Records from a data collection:
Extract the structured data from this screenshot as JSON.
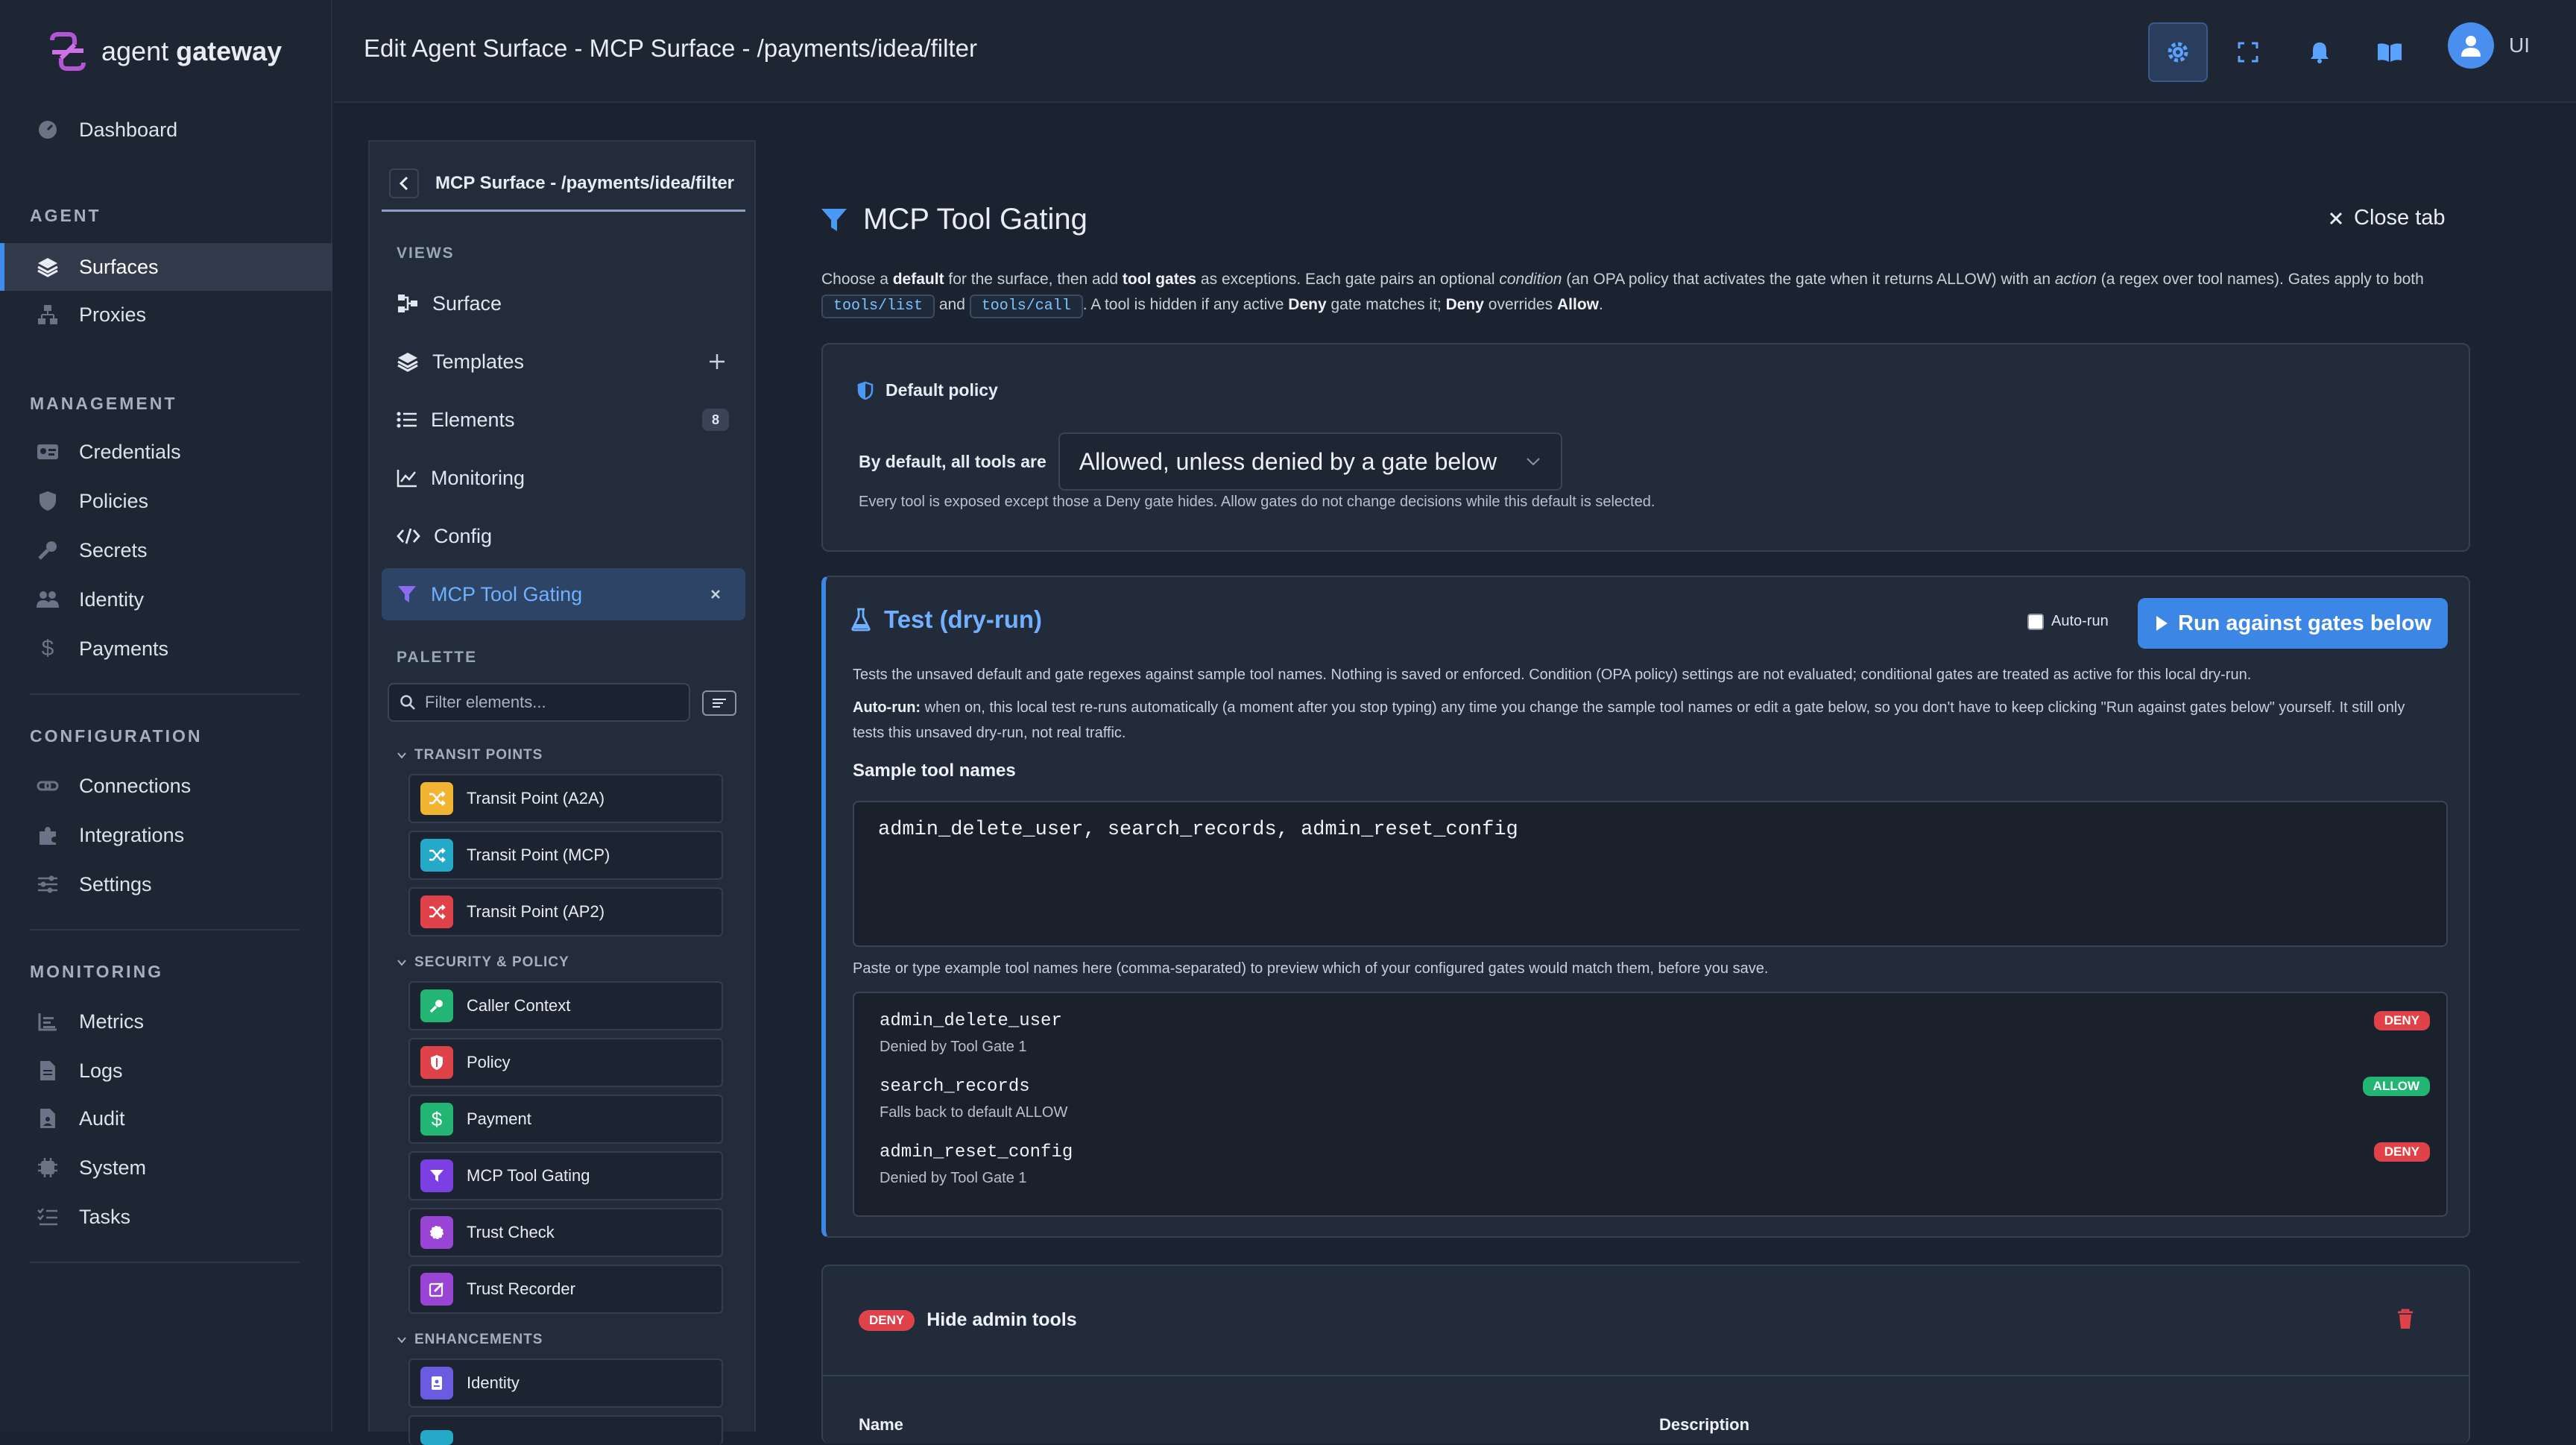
{
  "app": {
    "brand_light": "agent ",
    "brand_bold": "gateway"
  },
  "nav": {
    "dashboard": "Dashboard",
    "sec_agent": "AGENT",
    "surfaces": "Surfaces",
    "proxies": "Proxies",
    "sec_management": "MANAGEMENT",
    "credentials": "Credentials",
    "policies": "Policies",
    "secrets": "Secrets",
    "identity": "Identity",
    "payments": "Payments",
    "sec_configuration": "CONFIGURATION",
    "connections": "Connections",
    "integrations": "Integrations",
    "settings": "Settings",
    "sec_monitoring": "MONITORING",
    "metrics": "Metrics",
    "logs": "Logs",
    "audit": "Audit",
    "system": "System",
    "tasks": "Tasks"
  },
  "header": {
    "title": "Edit Agent Surface - MCP Surface - /payments/idea/filter",
    "user_initials": "UI"
  },
  "panel": {
    "title": "MCP Surface - /payments/idea/filter",
    "views_label": "VIEWS",
    "views": {
      "surface": "Surface",
      "templates": "Templates",
      "elements": "Elements",
      "elements_count": "8",
      "monitoring": "Monitoring",
      "config": "Config",
      "gating": "MCP Tool Gating"
    },
    "palette_label": "PALETTE",
    "filter_placeholder": "Filter elements...",
    "groups": {
      "transit": "TRANSIT POINTS",
      "security": "SECURITY & POLICY",
      "enhancements": "ENHANCEMENTS"
    },
    "items": {
      "a2a": "Transit Point (A2A)",
      "mcp": "Transit Point (MCP)",
      "ap2": "Transit Point (AP2)",
      "caller": "Caller Context",
      "policy": "Policy",
      "payment": "Payment",
      "gating": "MCP Tool Gating",
      "trust_check": "Trust Check",
      "trust_recorder": "Trust Recorder",
      "identity": "Identity"
    }
  },
  "main": {
    "title": "MCP Tool Gating",
    "close": "Close tab",
    "desc": {
      "p1": "Choose a ",
      "b1": "default",
      "p2": " for the surface, then add ",
      "b2": "tool gates",
      "p3": " as exceptions. Each gate pairs an optional ",
      "i1": "condition",
      "p4": " (an OPA policy that activates the gate when it returns ALLOW) with an ",
      "i2": "action",
      "p5": " (a regex over tool names). Gates apply to both",
      "code1": "tools/list",
      "p6": " and ",
      "code2": "tools/call",
      "p7": ". A tool is hidden if any active ",
      "b3": "Deny",
      "p8": " gate matches it; ",
      "b4": "Deny",
      "p9": " overrides ",
      "b5": "Allow",
      "p10": "."
    },
    "default_policy": {
      "heading": "Default policy",
      "label": "By default, all tools are",
      "value": "Allowed, unless denied by a gate below",
      "note": "Every tool is exposed except those a Deny gate hides. Allow gates do not change decisions while this default is selected."
    },
    "test": {
      "title": "Test (dry-run)",
      "autorun": "Auto-run",
      "run_button": "Run against gates below",
      "desc": "Tests the unsaved default and gate regexes against sample tool names. Nothing is saved or enforced. Condition (OPA policy) settings are not evaluated; conditional gates are treated as active for this local dry-run.",
      "auto_bold": "Auto-run:",
      "auto_text": " when on, this local test re-runs automatically (a moment after you stop typing) any time you change the sample tool names or edit a gate below, so you don't have to keep clicking \"Run against gates below\" yourself. It still only tests this unsaved dry-run, not real traffic.",
      "sample_label": "Sample tool names",
      "sample_value": "admin_delete_user, search_records, admin_reset_config",
      "hint": "Paste or type example tool names here (comma-separated) to preview which of your configured gates would match them, before you save.",
      "results": [
        {
          "name": "admin_delete_user",
          "reason": "Denied by Tool Gate 1",
          "verdict": "DENY"
        },
        {
          "name": "search_records",
          "reason": "Falls back to default ALLOW",
          "verdict": "ALLOW"
        },
        {
          "name": "admin_reset_config",
          "reason": "Denied by Tool Gate 1",
          "verdict": "DENY"
        }
      ]
    },
    "gate": {
      "verdict": "DENY",
      "name": "Hide admin tools",
      "col_name": "Name",
      "col_desc": "Description"
    }
  },
  "colors": {
    "accent": "#3c86e6",
    "deny": "#e0424a",
    "allow": "#22b573"
  }
}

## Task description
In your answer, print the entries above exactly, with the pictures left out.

## The completed task
Extract the structured data from this screenshot as JSON.
{
  "app": {
    "brand_light": "agent ",
    "brand_bold": "gateway"
  },
  "nav": {
    "dashboard": "Dashboard",
    "sec_agent": "AGENT",
    "surfaces": "Surfaces",
    "proxies": "Proxies",
    "sec_management": "MANAGEMENT",
    "credentials": "Credentials",
    "policies": "Policies",
    "secrets": "Secrets",
    "identity": "Identity",
    "payments": "Payments",
    "sec_configuration": "CONFIGURATION",
    "connections": "Connections",
    "integrations": "Integrations",
    "settings": "Settings",
    "sec_monitoring": "MONITORING",
    "metrics": "Metrics",
    "logs": "Logs",
    "audit": "Audit",
    "system": "System",
    "tasks": "Tasks"
  },
  "header": {
    "title": "Edit Agent Surface - MCP Surface - /payments/idea/filter",
    "user_initials": "UI"
  },
  "panel": {
    "title": "MCP Surface - /payments/idea/filter",
    "views_label": "VIEWS",
    "views": {
      "surface": "Surface",
      "templates": "Templates",
      "elements": "Elements",
      "elements_count": "8",
      "monitoring": "Monitoring",
      "config": "Config",
      "gating": "MCP Tool Gating"
    },
    "palette_label": "PALETTE",
    "filter_placeholder": "Filter elements...",
    "groups": {
      "transit": "TRANSIT POINTS",
      "security": "SECURITY & POLICY",
      "enhancements": "ENHANCEMENTS"
    },
    "items": {
      "a2a": "Transit Point (A2A)",
      "mcp": "Transit Point (MCP)",
      "ap2": "Transit Point (AP2)",
      "caller": "Caller Context",
      "policy": "Policy",
      "payment": "Payment",
      "gating": "MCP Tool Gating",
      "trust_check": "Trust Check",
      "trust_recorder": "Trust Recorder",
      "identity": "Identity"
    }
  },
  "main": {
    "title": "MCP Tool Gating",
    "close": "Close tab",
    "desc": {
      "p1": "Choose a ",
      "b1": "default",
      "p2": " for the surface, then add ",
      "b2": "tool gates",
      "p3": " as exceptions. Each gate pairs an optional ",
      "i1": "condition",
      "p4": " (an OPA policy that activates the gate when it returns ALLOW) with an ",
      "i2": "action",
      "p5": " (a regex over tool names). Gates apply to both",
      "code1": "tools/list",
      "p6": " and ",
      "code2": "tools/call",
      "p7": ". A tool is hidden if any active ",
      "b3": "Deny",
      "p8": " gate matches it; ",
      "b4": "Deny",
      "p9": " overrides ",
      "b5": "Allow",
      "p10": "."
    },
    "default_policy": {
      "heading": "Default policy",
      "label": "By default, all tools are",
      "value": "Allowed, unless denied by a gate below",
      "note": "Every tool is exposed except those a Deny gate hides. Allow gates do not change decisions while this default is selected."
    },
    "test": {
      "title": "Test (dry-run)",
      "autorun": "Auto-run",
      "run_button": "Run against gates below",
      "desc": "Tests the unsaved default and gate regexes against sample tool names. Nothing is saved or enforced. Condition (OPA policy) settings are not evaluated; conditional gates are treated as active for this local dry-run.",
      "auto_bold": "Auto-run:",
      "auto_text": " when on, this local test re-runs automatically (a moment after you stop typing) any time you change the sample tool names or edit a gate below, so you don't have to keep clicking \"Run against gates below\" yourself. It still only tests this unsaved dry-run, not real traffic.",
      "sample_label": "Sample tool names",
      "sample_value": "admin_delete_user, search_records, admin_reset_config",
      "hint": "Paste or type example tool names here (comma-separated) to preview which of your configured gates would match them, before you save.",
      "results": [
        {
          "name": "admin_delete_user",
          "reason": "Denied by Tool Gate 1",
          "verdict": "DENY"
        },
        {
          "name": "search_records",
          "reason": "Falls back to default ALLOW",
          "verdict": "ALLOW"
        },
        {
          "name": "admin_reset_config",
          "reason": "Denied by Tool Gate 1",
          "verdict": "DENY"
        }
      ]
    },
    "gate": {
      "verdict": "DENY",
      "name": "Hide admin tools",
      "col_name": "Name",
      "col_desc": "Description"
    }
  },
  "colors": {
    "accent": "#3c86e6",
    "deny": "#e0424a",
    "allow": "#22b573"
  }
}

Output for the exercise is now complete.